++++ RECORDS FOR THIS EXERCISE ++++

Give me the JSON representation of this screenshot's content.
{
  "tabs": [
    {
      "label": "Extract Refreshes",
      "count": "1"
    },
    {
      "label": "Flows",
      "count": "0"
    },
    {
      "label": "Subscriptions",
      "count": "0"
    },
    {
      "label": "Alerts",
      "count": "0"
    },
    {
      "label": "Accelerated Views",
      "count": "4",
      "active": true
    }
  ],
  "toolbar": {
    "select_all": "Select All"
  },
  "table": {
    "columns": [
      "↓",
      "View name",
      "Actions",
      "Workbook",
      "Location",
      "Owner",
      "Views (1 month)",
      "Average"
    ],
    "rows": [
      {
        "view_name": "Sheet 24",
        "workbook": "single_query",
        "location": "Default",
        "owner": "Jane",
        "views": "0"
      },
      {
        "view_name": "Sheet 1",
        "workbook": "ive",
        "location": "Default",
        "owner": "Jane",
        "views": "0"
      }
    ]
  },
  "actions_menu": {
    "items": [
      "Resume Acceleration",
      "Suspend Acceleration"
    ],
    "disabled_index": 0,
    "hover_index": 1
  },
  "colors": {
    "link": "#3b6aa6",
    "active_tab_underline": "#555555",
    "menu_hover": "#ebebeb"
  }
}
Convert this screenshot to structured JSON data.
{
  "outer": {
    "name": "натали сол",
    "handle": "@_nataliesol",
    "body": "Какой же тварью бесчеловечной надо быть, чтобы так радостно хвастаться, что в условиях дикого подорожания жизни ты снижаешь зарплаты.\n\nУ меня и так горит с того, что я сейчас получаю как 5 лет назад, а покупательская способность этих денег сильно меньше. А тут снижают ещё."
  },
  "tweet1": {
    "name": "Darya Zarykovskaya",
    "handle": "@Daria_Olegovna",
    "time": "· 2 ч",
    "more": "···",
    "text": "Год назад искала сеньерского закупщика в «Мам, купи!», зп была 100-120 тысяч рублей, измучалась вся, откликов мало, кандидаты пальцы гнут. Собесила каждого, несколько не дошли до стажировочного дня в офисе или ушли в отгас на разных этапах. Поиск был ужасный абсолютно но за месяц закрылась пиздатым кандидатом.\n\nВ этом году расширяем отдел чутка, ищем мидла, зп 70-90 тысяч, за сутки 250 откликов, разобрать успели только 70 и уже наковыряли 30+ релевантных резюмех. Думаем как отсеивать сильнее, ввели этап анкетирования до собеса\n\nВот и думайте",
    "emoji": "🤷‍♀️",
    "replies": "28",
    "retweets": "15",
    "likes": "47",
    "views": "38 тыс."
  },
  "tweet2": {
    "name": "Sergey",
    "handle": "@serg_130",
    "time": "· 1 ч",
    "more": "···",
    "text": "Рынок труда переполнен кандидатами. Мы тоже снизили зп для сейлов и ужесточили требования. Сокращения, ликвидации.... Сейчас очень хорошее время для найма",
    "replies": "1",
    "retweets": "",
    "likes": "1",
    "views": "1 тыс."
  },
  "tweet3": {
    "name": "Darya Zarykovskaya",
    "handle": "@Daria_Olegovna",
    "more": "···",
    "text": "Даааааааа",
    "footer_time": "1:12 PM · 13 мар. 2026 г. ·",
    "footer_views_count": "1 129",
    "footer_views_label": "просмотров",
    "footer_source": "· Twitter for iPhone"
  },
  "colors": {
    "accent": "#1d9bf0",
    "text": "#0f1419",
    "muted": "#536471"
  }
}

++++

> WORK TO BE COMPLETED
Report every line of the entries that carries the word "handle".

> RESULT OF THIS EXERCISE
    "handle": "@_nataliesol",
    "handle": "@Daria_Olegovna",
    "handle": "@serg_130",
    "handle": "@Daria_Olegovna",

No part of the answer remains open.